* **INSTRUCTIONS TO FOLLOW**
Only an exact repetition of the entries counts as an answer.

* **MATERIAL FOR THE TASK**
_ _ _

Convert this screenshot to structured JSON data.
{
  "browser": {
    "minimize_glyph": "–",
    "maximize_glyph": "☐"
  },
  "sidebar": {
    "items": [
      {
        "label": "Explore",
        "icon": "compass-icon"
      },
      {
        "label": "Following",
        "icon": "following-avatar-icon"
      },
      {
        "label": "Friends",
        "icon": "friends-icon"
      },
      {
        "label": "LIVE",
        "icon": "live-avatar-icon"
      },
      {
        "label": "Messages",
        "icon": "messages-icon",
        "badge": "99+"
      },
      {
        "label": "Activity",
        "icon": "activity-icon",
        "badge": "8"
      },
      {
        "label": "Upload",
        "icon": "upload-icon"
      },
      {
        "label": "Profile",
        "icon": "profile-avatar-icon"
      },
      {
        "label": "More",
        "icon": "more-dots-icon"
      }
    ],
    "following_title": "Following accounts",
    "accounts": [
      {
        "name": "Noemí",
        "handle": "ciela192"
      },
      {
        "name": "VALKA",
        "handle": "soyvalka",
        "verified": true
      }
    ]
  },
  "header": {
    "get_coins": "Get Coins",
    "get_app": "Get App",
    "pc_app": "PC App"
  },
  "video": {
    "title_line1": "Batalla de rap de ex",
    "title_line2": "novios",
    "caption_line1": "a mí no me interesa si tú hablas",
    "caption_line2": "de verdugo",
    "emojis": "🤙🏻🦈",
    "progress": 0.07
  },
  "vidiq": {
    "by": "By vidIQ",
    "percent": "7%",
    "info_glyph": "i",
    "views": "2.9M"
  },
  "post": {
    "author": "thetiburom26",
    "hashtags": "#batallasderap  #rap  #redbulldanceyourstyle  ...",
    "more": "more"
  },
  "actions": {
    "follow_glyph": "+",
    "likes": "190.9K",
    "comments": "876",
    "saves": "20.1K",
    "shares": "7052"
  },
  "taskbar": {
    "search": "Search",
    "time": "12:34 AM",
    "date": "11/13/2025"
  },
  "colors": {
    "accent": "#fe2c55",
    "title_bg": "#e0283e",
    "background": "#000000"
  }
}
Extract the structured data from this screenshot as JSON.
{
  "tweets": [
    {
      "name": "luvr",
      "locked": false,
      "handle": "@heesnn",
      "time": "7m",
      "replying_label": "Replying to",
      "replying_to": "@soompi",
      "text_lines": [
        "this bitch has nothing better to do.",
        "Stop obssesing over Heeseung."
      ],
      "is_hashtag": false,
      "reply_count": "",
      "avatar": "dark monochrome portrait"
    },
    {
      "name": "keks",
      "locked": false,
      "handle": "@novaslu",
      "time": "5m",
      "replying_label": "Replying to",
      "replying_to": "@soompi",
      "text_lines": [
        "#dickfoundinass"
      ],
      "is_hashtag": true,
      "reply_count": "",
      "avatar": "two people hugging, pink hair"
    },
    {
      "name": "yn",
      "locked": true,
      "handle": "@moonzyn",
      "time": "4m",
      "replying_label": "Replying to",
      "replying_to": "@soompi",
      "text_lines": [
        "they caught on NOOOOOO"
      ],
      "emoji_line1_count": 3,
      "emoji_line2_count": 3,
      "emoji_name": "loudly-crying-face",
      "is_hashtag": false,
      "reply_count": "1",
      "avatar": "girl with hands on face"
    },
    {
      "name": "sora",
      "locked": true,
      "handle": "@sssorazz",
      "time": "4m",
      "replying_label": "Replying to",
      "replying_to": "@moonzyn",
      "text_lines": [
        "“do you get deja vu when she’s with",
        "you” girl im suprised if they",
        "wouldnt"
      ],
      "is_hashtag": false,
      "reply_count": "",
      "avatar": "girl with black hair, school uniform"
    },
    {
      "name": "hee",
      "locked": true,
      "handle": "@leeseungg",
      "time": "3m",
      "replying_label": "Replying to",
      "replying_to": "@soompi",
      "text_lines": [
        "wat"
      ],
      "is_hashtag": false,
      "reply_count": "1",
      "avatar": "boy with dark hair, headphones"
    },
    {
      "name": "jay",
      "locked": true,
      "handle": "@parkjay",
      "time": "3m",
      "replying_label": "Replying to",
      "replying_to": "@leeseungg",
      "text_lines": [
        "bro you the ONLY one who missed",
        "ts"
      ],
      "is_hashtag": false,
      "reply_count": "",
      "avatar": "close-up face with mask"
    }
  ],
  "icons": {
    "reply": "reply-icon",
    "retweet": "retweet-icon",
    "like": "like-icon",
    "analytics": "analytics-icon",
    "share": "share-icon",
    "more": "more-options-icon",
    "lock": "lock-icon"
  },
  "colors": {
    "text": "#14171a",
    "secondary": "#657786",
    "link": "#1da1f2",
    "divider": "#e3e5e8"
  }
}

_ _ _

* **SOLUTION**
Convert this screenshot to structured JSON data.
{
  "browser": {
    "minimize_glyph": "–",
    "maximize_glyph": "☐"
  },
  "sidebar": {
    "items": [
      {
        "label": "Explore",
        "icon": "compass-icon"
      },
      {
        "label": "Following",
        "icon": "following-avatar-icon"
      },
      {
        "label": "Friends",
        "icon": "friends-icon"
      },
      {
        "label": "LIVE",
        "icon": "live-avatar-icon"
      },
      {
        "label": "Messages",
        "icon": "messages-icon",
        "badge": "99+"
      },
      {
        "label": "Activity",
        "icon": "activity-icon",
        "badge": "8"
      },
      {
        "label": "Upload",
        "icon": "upload-icon"
      },
      {
        "label": "Profile",
        "icon": "profile-avatar-icon"
      },
      {
        "label": "More",
        "icon": "more-dots-icon"
      }
    ],
    "following_title": "Following accounts",
    "accounts": [
      {
        "name": "Noemí",
        "handle": "ciela192"
      },
      {
        "name": "VALKA",
        "handle": "soyvalka",
        "verified": true
      }
    ]
  },
  "header": {
    "get_coins": "Get Coins",
    "get_app": "Get App",
    "pc_app": "PC App"
  },
  "video": {
    "title_line1": "Batalla de rap de ex",
    "title_line2": "novios",
    "caption_line1": "a mí no me interesa si tú hablas",
    "caption_line2": "de verdugo",
    "emojis": "🤙🏻🦈",
    "progress": 0.07
  },
  "vidiq": {
    "by": "By vidIQ",
    "percent": "7%",
    "info_glyph": "i",
    "views": "2.9M"
  },
  "post": {
    "author": "thetiburom26",
    "hashtags": "#batallasderap  #rap  #redbulldanceyourstyle  ...",
    "more": "more"
  },
  "actions": {
    "follow_glyph": "+",
    "likes": "190.9K",
    "comments": "876",
    "saves": "20.1K",
    "shares": "7052"
  },
  "taskbar": {
    "search": "Search",
    "time": "12:34 AM",
    "date": "11/13/2025"
  },
  "colors": {
    "accent": "#fe2c55",
    "title_bg": "#e0283e",
    "background": "#000000"
  }
}
Extract the structured data from this screenshot as JSON.
{
  "tweets": [
    {
      "name": "luvr",
      "locked": false,
      "handle": "@heesnn",
      "time": "7m",
      "replying_label": "Replying to",
      "replying_to": "@soompi",
      "text_lines": [
        "this bitch has nothing better to do.",
        "Stop obssesing over Heeseung."
      ],
      "is_hashtag": false,
      "reply_count": "",
      "avatar": "dark monochrome portrait"
    },
    {
      "name": "keks",
      "locked": false,
      "handle": "@novaslu",
      "time": "5m",
      "replying_label": "Replying to",
      "replying_to": "@soompi",
      "text_lines": [
        "#dickfoundinass"
      ],
      "is_hashtag": true,
      "reply_count": "",
      "avatar": "two people hugging, pink hair"
    },
    {
      "name": "yn",
      "locked": true,
      "handle": "@moonzyn",
      "time": "4m",
      "replying_label": "Replying to",
      "replying_to": "@soompi",
      "text_lines": [
        "they caught on NOOOOOO"
      ],
      "emoji_line1_count": 3,
      "emoji_line2_count": 3,
      "emoji_name": "loudly-crying-face",
      "is_hashtag": false,
      "reply_count": "1",
      "avatar": "girl with hands on face"
    },
    {
      "name": "sora",
      "locked": true,
      "handle": "@sssorazz",
      "time": "4m",
      "replying_label": "Replying to",
      "replying_to": "@moonzyn",
      "text_lines": [
        "“do you get deja vu when she’s with",
        "you” girl im suprised if they",
        "wouldnt"
      ],
      "is_hashtag": false,
      "reply_count": "",
      "avatar": "girl with black hair, school uniform"
    },
    {
      "name": "hee",
      "locked": true,
      "handle": "@leeseungg",
      "time": "3m",
      "replying_label": "Replying to",
      "replying_to": "@soompi",
      "text_lines": [
        "wat"
      ],
      "is_hashtag": false,
      "reply_count": "1",
      "avatar": "boy with dark hair, headphones"
    },
    {
      "name": "jay",
      "locked": true,
      "handle": "@parkjay",
      "time": "3m",
      "replying_label": "Replying to",
      "replying_to": "@leeseungg",
      "text_lines": [
        "bro you the ONLY one who missed",
        "ts"
      ],
      "is_hashtag": false,
      "reply_count": "",
      "avatar": "close-up face with mask"
    }
  ],
  "icons": {
    "reply": "reply-icon",
    "retweet": "retweet-icon",
    "like": "like-icon",
    "analytics": "analytics-icon",
    "share": "share-icon",
    "more": "more-options-icon",
    "lock": "lock-icon"
  },
  "colors": {
    "text": "#14171a",
    "secondary": "#657786",
    "link": "#1da1f2",
    "divider": "#e3e5e8"
  }
}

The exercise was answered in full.